*** Block opens ***

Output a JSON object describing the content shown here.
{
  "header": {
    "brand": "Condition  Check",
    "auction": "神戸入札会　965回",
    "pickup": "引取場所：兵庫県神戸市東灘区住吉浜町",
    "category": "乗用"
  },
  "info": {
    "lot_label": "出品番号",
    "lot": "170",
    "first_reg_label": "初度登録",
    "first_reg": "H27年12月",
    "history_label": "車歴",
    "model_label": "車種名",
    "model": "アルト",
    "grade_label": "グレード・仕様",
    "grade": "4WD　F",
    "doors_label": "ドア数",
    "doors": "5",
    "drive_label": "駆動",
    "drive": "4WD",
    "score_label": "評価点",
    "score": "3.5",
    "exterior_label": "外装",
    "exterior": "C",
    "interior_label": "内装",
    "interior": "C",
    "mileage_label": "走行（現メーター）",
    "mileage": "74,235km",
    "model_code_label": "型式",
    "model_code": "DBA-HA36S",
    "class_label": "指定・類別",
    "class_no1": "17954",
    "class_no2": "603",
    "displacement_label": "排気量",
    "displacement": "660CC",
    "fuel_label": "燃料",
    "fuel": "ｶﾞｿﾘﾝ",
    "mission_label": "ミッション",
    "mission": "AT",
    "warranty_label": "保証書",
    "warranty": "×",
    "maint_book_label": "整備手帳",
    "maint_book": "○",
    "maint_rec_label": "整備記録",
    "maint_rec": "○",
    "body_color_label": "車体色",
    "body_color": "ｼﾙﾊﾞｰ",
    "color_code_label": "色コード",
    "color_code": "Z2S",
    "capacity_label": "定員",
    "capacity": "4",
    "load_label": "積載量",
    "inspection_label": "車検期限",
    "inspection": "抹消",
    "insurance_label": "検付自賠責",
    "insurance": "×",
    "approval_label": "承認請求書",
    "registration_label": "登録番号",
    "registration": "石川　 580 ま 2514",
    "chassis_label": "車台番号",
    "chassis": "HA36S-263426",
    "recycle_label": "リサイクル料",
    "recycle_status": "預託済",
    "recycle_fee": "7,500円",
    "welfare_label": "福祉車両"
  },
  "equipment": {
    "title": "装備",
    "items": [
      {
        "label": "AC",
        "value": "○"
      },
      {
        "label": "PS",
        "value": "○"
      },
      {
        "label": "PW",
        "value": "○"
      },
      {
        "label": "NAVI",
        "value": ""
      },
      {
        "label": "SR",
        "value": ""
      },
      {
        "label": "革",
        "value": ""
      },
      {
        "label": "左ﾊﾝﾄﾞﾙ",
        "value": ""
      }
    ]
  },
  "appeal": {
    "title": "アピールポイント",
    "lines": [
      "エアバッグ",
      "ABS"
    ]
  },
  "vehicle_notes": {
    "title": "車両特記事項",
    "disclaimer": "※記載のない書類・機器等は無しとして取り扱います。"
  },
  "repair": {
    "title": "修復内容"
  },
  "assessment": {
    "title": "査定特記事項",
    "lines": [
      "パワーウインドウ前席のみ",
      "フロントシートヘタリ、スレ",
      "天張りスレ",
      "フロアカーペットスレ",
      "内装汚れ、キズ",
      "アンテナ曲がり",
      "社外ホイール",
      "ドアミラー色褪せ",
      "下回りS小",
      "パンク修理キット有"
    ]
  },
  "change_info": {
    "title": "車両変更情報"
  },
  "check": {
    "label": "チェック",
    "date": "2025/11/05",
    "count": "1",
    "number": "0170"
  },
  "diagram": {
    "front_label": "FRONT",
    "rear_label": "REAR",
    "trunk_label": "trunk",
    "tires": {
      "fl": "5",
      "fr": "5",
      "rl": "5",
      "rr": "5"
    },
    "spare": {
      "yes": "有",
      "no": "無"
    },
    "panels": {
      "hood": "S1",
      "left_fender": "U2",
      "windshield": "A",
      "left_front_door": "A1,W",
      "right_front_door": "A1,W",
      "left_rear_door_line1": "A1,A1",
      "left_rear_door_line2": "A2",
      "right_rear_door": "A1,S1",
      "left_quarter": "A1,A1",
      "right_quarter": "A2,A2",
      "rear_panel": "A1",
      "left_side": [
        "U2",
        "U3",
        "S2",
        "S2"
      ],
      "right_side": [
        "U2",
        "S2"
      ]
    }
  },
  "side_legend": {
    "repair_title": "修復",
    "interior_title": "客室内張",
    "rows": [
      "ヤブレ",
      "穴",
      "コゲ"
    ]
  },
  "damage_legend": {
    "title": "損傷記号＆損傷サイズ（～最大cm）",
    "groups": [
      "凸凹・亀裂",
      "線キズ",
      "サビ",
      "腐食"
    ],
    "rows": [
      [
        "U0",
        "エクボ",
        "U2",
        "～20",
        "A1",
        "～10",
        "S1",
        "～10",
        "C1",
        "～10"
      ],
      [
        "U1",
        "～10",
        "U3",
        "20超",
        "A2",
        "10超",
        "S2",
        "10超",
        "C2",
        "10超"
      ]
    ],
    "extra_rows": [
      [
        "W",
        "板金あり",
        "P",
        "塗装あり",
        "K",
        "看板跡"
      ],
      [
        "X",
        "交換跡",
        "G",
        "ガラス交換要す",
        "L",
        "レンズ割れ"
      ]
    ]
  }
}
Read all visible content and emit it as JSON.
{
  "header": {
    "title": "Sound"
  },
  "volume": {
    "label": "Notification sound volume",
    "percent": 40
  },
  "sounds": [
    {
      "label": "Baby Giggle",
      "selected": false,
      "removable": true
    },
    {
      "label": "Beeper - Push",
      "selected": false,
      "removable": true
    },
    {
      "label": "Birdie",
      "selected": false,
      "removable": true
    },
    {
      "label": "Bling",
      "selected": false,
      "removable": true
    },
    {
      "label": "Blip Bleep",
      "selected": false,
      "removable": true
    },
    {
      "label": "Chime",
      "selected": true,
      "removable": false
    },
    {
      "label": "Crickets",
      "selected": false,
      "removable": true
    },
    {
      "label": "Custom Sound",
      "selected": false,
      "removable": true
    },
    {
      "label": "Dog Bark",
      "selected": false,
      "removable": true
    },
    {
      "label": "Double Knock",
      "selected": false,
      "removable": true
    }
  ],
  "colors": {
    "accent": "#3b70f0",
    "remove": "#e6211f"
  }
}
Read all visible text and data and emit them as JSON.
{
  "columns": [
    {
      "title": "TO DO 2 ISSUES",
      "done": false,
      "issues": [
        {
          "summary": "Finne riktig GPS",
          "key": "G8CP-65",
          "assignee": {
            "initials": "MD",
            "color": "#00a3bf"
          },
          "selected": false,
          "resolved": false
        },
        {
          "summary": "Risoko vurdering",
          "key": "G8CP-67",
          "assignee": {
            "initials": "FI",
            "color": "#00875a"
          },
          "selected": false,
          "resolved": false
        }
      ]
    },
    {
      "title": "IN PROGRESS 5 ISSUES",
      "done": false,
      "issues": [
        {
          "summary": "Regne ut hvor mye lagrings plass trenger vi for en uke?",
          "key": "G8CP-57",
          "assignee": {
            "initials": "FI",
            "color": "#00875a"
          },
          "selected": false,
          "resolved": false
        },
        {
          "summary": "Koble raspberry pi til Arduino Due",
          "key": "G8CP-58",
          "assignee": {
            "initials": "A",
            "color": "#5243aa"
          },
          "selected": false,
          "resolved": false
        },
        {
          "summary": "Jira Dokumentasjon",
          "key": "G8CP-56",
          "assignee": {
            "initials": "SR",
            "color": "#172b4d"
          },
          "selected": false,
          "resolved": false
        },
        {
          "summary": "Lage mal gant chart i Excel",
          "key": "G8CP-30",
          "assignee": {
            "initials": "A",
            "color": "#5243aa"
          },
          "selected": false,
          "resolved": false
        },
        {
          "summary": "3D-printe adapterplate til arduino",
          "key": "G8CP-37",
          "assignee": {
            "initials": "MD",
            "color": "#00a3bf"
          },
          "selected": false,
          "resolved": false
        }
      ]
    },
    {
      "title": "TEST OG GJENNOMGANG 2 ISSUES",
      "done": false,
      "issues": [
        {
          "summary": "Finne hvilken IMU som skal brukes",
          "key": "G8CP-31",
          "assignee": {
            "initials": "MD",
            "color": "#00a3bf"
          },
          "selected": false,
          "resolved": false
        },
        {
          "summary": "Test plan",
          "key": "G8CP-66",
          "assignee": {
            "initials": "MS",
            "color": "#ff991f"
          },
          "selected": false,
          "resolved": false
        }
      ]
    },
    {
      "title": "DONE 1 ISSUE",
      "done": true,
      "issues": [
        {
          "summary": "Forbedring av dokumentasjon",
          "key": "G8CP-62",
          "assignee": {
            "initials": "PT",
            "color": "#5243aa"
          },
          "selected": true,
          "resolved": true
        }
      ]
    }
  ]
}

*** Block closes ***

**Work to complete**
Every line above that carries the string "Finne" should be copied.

**Answer to this task**
          "summary": "Finne riktig GPS",
          "summary": "Finne hvilken IMU som skal brukes",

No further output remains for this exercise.